House Speaker John Boehner's last week is a busy one.
Boehner and the three other top congressional officials—House Minority Leader Nancy Pelosi, Senate Majority Leader Mitch McConnell, and Senate Minority Leader Harry Reid—have tentatively reached a deal that would both raise the country’s borrowing authority to avert a devastating default next week and lift spending caps over the next two years.
“It is past time that we do away with the harmful, draconian sequester cuts," Reid said on the Senate floor Monday, referring to the 2011 budget caps that members of both parties are trying to subvert over the cries of some conservatives.
The House posted a draft of the agreement late Monday night.

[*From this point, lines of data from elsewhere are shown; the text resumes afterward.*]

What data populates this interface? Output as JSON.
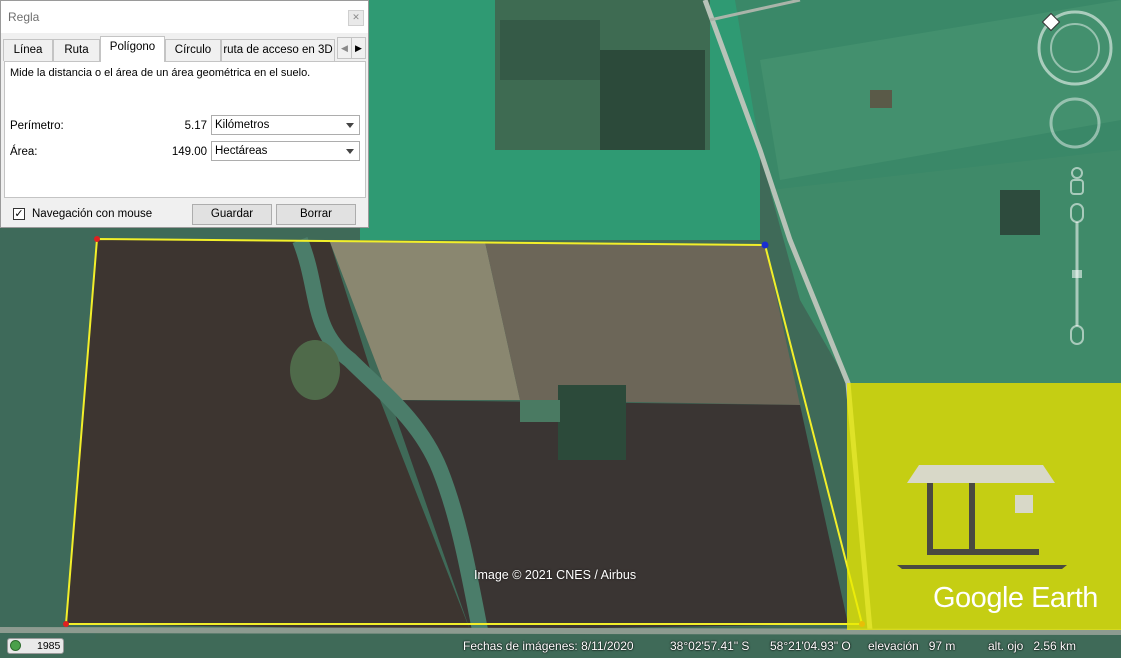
{
  "dialog": {
    "title": "Regla",
    "tabs": [
      {
        "label": "Línea"
      },
      {
        "label": "Ruta"
      },
      {
        "label": "Polígono"
      },
      {
        "label": "Círculo"
      },
      {
        "label": "ruta de acceso en 3D"
      }
    ],
    "active_tab": "Polígono",
    "description": "Mide la distancia o el área de un área geométrica en el suelo.",
    "perimeter": {
      "label": "Perímetro:",
      "value": "5.17",
      "unit": "Kilómetros"
    },
    "area": {
      "label": "Área:",
      "value": "149.00",
      "unit": "Hectáreas"
    },
    "mouse_nav": {
      "label": "Navegación con mouse",
      "checked": true
    },
    "save_label": "Guardar",
    "clear_label": "Borrar"
  },
  "map": {
    "attribution": "Image © 2021 CNES / Airbus",
    "logo": "Google Earth",
    "polygon_color": "#f2ef2a"
  },
  "status": {
    "year": "1985",
    "imagery_date": "Fechas de imágenes: 8/11/2020",
    "latitude": "38°02'57.41\" S",
    "longitude": "58°21'04.93\" O",
    "elevation": "elevación   97 m",
    "eye_altitude": "alt. ojo   2.56 km"
  }
}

The deal isn't set in stone, so it remains unclear whether either chamber can muster the votes necessary for passage, but the talks are picking up speed ahead of the Nov. 3 deadline to raise the debt ceiling and a Dec. 11 deadline to keep the government running.
The deal would include a "clean" suspension of the debt limit a few months past the presidential election, until March 2017, and increase the spending caps by $80 billion—$50 billion in the first year and the remaining $30 billion in the second year—although the 10-year caps included in the 2011 Budget Control Act would remain in place. The additional funding would be equally divided between military and domestic spending, not counting extra cash that will be considered emergency war funding.